Sting is quite the romantic suspense, how did you come up with the premise for the book?
I actually wrote the prologue for Sting before I had a story. One day while working on another project, I was jolted into the honky tonk scene, saw Shaw Kinnard staring into his Tequila shot, and heard his companion say, “A woman walks into a bar.” I didn’t know who these characters were, what they were up to, or why Jordie Bennett’s arrival was consequential to them. But the scene began unfolding before my very eyes, and when it ended–with a BANG!–I had to discover what would happen next!
I fell back on the four elements I incorporate into every book:
1. The hero and heroine must share time and space.
2. They are co-dependent, needing each other in order to survive a common threat or to overcome a shared enemy. Neither is happy about requiring the other. They’re reluctant allies.
3. Nevertheless, they desire each other. Badly.
4. They’re forbidden to each other. Something built into the plot makes it impossible for them to submit to their desire. If he’s a fireman, she needs to be an arsonist.
That addresses the “romantic” part. The suspense part–I plant a question in the reader’s mind early on. If not in the first sentence, then certainly by the end of the prologue and first chapter. I continue to plant questions. If I do it correctly, the reader isn’t even aware of the questions. But I withhold the answers for as long as possible. The first question asked is the last question answered. That “aha” is the reason for the story. It’s what makes the point of telling it.
There are a few twists and turns in Sting that the reader doesn’t necessarily see coming. Did you always have a set answer in mind as to who was the villain of the book?
When I plot, I build in several plot twists which make the initial problem worse, turn the tide, or otherwise make the reader more uncomfortable about the protagonists’ chances of success.
However, my characters are often smarter than I. They do or say things that I didn’t plan for them. Some of the best plot twists in my books, I didn’t see coming! They shocked the heck out of me. I love when that happens!
Several of those shockers occurred during the writing of Sting. But the major jaw-dropper at the end, yes, I knew about that. What I didn’t realize when I plotted it was what a writing challenge it was going to be. But that’s something else I do with each book: I self-impose a challenge, try something that I’ve never tried before, which helps to keep the writing fresh and me from getting lazy. Complacency is anathema to a writer.
What advice would you give aspiring writers of both the romance and suspense genres?
I would advise aspiring writers of every genre to read, read, read. Read the genre they enjoy, read the genres they’ve never read before. I would advise they read the authors they love and determine why they love them. Also to finish books they’re disliking and determine why. One can learn as much from that. Study! Read books on how to write fiction.

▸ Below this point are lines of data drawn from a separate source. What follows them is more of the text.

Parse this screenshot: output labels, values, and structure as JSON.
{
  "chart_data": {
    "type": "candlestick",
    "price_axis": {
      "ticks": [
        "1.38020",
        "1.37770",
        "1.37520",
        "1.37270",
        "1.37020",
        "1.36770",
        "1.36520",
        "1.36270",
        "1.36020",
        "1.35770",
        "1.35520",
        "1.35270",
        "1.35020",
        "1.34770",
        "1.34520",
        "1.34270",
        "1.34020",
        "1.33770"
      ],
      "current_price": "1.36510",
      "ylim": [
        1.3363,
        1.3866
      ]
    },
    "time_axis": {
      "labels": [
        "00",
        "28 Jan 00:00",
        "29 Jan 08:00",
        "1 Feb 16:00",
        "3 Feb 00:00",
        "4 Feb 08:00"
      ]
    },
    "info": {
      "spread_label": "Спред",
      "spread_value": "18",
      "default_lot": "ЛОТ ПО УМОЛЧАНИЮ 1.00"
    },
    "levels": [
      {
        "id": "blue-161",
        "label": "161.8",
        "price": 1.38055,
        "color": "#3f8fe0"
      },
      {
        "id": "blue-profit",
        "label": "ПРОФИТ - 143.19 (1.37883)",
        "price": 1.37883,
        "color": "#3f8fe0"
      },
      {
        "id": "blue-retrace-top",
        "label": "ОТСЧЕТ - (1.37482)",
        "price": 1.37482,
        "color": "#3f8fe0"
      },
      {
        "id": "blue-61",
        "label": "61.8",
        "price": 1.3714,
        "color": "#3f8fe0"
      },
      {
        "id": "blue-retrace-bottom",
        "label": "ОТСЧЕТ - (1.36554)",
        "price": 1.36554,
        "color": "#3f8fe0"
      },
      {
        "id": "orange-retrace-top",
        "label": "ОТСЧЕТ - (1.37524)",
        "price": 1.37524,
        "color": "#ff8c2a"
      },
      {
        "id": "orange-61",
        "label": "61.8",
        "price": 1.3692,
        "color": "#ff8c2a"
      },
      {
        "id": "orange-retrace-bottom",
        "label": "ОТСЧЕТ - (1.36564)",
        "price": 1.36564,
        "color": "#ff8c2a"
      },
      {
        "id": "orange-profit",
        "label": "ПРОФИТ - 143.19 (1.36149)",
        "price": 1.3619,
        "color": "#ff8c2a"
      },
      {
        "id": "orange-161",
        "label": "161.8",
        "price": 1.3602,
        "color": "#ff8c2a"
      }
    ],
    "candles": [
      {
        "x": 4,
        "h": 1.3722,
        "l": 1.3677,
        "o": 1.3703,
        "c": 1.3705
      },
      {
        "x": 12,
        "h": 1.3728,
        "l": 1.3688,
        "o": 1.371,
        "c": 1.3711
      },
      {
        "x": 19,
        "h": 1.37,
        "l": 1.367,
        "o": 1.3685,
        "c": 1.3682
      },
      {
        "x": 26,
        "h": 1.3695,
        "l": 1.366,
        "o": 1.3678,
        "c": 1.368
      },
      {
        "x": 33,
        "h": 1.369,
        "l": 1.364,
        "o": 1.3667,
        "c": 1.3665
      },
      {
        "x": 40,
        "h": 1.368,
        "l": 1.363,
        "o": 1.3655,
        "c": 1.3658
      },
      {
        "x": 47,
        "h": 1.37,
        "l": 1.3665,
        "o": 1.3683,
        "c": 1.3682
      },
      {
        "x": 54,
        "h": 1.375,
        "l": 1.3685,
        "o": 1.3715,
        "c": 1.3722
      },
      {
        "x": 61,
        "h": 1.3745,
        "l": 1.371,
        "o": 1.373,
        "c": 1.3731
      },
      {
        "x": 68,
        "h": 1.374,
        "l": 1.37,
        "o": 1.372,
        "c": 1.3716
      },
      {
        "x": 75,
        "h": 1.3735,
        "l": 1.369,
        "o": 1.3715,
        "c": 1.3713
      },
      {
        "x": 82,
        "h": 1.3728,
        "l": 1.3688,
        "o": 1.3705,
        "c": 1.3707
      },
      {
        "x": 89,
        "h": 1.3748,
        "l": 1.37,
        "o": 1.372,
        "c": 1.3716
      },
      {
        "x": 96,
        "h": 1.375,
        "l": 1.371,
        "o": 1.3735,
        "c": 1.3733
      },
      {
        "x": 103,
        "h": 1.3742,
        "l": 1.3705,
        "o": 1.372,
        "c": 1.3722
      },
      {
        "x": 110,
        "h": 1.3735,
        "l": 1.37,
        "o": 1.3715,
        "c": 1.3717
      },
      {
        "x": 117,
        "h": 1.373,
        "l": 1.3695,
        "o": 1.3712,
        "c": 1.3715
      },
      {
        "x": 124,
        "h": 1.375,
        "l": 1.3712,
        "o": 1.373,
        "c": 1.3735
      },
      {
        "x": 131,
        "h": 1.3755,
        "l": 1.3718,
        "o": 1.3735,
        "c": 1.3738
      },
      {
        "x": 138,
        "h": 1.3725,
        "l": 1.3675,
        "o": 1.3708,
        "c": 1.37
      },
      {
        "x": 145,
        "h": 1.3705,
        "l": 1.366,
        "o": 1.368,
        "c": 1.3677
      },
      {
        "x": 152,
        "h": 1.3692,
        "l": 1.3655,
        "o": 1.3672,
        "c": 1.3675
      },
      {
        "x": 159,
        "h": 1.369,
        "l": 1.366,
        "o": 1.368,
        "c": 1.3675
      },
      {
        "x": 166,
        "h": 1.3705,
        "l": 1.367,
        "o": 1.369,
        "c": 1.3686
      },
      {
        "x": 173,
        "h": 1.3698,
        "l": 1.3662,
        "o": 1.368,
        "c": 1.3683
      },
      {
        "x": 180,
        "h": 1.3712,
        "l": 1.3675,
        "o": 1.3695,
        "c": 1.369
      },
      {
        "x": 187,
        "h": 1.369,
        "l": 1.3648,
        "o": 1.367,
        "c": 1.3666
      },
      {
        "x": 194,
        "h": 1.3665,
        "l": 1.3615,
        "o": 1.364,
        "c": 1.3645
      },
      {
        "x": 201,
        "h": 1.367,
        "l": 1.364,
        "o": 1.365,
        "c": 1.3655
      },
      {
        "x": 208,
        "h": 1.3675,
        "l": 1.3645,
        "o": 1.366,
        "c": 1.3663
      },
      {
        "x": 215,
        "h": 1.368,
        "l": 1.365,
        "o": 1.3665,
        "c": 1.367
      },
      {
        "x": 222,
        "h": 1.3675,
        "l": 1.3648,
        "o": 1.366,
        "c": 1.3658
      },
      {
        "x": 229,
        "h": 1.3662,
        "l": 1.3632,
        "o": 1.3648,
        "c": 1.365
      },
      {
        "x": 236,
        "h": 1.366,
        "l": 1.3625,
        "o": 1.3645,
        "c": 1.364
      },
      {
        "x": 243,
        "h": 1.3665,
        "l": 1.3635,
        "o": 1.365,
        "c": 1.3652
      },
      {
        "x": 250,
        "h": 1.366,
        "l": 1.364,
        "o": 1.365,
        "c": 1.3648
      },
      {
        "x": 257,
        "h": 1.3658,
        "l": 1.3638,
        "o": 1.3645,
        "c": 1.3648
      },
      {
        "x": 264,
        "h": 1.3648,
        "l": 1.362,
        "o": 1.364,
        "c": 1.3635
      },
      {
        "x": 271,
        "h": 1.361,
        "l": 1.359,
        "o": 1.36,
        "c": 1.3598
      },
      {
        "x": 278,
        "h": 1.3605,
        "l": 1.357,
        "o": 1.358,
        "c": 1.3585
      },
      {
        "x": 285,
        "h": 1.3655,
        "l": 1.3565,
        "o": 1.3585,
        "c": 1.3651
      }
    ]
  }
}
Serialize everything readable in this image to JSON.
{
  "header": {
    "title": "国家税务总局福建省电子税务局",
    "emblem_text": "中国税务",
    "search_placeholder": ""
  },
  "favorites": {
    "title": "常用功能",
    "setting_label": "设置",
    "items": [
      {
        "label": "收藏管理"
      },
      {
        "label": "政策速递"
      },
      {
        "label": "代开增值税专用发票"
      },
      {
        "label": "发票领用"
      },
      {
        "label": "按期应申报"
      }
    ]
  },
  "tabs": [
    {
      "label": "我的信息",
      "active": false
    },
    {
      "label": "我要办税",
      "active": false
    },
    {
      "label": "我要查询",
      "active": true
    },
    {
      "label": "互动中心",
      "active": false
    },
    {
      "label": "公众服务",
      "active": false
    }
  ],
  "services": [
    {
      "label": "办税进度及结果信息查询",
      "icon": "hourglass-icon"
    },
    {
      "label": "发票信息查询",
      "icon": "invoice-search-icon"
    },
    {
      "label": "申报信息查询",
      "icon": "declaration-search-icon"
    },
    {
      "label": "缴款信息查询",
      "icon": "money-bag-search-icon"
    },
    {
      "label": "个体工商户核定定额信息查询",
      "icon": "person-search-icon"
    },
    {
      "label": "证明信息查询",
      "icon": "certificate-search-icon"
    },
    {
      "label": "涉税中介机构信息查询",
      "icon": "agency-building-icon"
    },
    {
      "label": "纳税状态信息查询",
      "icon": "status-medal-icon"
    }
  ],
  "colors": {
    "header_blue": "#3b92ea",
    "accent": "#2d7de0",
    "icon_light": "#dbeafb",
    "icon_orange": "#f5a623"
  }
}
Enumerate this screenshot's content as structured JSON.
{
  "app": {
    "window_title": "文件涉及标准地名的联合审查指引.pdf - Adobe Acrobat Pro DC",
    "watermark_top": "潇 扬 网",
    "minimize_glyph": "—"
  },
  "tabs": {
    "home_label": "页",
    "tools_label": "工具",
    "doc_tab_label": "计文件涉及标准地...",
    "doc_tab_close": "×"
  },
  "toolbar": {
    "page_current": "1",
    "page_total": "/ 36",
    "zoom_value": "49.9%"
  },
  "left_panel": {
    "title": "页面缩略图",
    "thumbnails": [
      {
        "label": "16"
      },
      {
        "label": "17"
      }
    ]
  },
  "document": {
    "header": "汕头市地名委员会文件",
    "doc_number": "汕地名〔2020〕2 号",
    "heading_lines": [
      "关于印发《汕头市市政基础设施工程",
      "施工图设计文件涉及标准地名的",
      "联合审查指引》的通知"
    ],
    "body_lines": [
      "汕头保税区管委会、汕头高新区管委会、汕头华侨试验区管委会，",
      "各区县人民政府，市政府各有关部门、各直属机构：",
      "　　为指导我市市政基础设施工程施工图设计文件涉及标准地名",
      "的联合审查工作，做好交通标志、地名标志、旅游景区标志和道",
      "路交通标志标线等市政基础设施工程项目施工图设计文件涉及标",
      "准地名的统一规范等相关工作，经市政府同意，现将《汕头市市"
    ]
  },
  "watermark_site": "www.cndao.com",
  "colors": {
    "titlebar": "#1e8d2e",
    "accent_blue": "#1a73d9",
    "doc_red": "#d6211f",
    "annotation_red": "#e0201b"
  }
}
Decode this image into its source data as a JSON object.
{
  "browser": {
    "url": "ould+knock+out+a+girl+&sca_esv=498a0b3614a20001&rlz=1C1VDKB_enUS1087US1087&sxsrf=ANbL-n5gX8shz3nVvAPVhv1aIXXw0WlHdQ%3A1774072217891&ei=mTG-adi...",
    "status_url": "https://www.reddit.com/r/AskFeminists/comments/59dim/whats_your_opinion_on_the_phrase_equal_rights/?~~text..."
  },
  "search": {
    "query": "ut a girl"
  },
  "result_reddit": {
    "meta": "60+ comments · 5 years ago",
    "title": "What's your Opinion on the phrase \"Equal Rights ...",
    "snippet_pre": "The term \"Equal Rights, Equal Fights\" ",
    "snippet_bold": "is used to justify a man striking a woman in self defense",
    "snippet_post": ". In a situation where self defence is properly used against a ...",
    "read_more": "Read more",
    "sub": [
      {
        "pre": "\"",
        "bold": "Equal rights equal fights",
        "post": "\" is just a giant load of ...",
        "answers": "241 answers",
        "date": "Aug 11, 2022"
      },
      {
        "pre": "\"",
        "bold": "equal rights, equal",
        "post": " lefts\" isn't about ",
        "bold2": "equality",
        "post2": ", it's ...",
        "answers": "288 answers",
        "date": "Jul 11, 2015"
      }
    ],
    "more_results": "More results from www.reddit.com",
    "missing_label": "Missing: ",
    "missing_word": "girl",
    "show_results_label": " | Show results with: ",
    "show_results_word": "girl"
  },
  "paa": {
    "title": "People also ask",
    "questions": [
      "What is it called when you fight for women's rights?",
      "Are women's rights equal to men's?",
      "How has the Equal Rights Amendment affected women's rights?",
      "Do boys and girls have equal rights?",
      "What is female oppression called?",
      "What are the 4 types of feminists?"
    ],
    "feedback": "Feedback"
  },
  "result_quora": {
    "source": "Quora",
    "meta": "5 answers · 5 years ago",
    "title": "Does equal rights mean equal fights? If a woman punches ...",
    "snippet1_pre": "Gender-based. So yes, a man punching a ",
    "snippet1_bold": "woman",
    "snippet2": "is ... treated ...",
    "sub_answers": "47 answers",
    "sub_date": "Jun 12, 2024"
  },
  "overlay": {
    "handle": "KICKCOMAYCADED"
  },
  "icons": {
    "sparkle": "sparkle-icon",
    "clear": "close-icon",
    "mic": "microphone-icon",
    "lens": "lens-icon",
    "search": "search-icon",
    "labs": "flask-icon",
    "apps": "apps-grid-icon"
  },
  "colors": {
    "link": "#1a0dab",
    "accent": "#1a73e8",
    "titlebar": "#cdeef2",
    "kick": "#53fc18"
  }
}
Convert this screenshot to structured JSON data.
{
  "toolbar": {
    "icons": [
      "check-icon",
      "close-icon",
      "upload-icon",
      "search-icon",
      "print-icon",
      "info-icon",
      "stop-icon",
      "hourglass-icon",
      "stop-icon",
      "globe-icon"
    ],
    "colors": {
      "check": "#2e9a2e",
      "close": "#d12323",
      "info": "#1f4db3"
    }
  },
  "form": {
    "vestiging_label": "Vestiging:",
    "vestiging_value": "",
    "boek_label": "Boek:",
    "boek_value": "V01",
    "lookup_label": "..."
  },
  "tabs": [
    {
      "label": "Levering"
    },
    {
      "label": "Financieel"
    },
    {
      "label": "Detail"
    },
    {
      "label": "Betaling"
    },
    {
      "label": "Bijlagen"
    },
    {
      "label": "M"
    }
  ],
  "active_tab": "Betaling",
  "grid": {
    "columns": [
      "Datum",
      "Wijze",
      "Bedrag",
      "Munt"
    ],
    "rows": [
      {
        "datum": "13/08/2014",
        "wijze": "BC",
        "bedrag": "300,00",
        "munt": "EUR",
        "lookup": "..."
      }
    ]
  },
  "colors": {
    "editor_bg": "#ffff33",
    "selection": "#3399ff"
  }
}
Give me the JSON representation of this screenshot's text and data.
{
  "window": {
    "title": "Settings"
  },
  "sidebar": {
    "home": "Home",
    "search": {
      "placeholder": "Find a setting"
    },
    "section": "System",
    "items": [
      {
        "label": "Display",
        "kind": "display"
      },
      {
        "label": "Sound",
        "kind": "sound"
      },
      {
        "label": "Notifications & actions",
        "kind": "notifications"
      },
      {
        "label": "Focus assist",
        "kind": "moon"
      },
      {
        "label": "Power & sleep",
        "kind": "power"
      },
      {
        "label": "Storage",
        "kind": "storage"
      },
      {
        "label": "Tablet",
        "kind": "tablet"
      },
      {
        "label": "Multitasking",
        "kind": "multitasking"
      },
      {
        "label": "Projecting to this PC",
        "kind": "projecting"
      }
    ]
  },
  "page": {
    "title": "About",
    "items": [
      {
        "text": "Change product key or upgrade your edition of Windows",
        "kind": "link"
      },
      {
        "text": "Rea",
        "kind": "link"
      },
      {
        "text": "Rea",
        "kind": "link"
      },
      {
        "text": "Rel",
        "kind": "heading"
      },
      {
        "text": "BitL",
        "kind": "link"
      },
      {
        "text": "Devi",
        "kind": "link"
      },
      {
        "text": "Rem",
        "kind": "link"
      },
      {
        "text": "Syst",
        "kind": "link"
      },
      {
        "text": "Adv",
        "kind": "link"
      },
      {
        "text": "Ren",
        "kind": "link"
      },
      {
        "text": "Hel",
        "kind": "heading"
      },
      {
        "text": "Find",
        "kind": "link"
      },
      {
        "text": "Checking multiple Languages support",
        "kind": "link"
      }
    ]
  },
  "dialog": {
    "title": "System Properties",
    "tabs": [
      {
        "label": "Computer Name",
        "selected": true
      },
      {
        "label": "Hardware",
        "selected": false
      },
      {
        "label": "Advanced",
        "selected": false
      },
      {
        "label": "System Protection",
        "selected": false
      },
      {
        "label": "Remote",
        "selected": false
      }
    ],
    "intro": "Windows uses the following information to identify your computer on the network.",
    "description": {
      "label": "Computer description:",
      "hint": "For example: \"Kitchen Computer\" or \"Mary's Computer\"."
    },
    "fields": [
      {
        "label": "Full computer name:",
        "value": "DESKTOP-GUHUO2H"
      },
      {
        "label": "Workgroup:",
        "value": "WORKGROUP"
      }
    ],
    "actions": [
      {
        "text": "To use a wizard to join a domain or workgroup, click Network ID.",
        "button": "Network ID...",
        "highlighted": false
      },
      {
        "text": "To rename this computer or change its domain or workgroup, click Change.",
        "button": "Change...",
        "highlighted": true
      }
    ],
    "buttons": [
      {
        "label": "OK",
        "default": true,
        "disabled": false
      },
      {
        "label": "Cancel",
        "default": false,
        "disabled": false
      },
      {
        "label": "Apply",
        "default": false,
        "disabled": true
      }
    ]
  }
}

I also advise that they write, write, write. After pursuing this career for more than thirty years, I’ve yet to discover a shortcut. There’s no fairy dust on any successful writer I know. However, there is a lot of blood, sweat, and tears. One must spend hours, days, months, years in solitary confinement putting words on paper. Workshops, critique groups, classes–all of which are beneficial–do not get the job done. In order to be a writer, one must write.
A word of warning: it’s hard.
Sandra Brown is the author of over sixty-eight New York Times bestsellers. There are over eighty million copies of her books in print worldwide, and her work has been translated into thirty-four languages. She lives in Texas. For more information you can visit www.SandraBrown.net.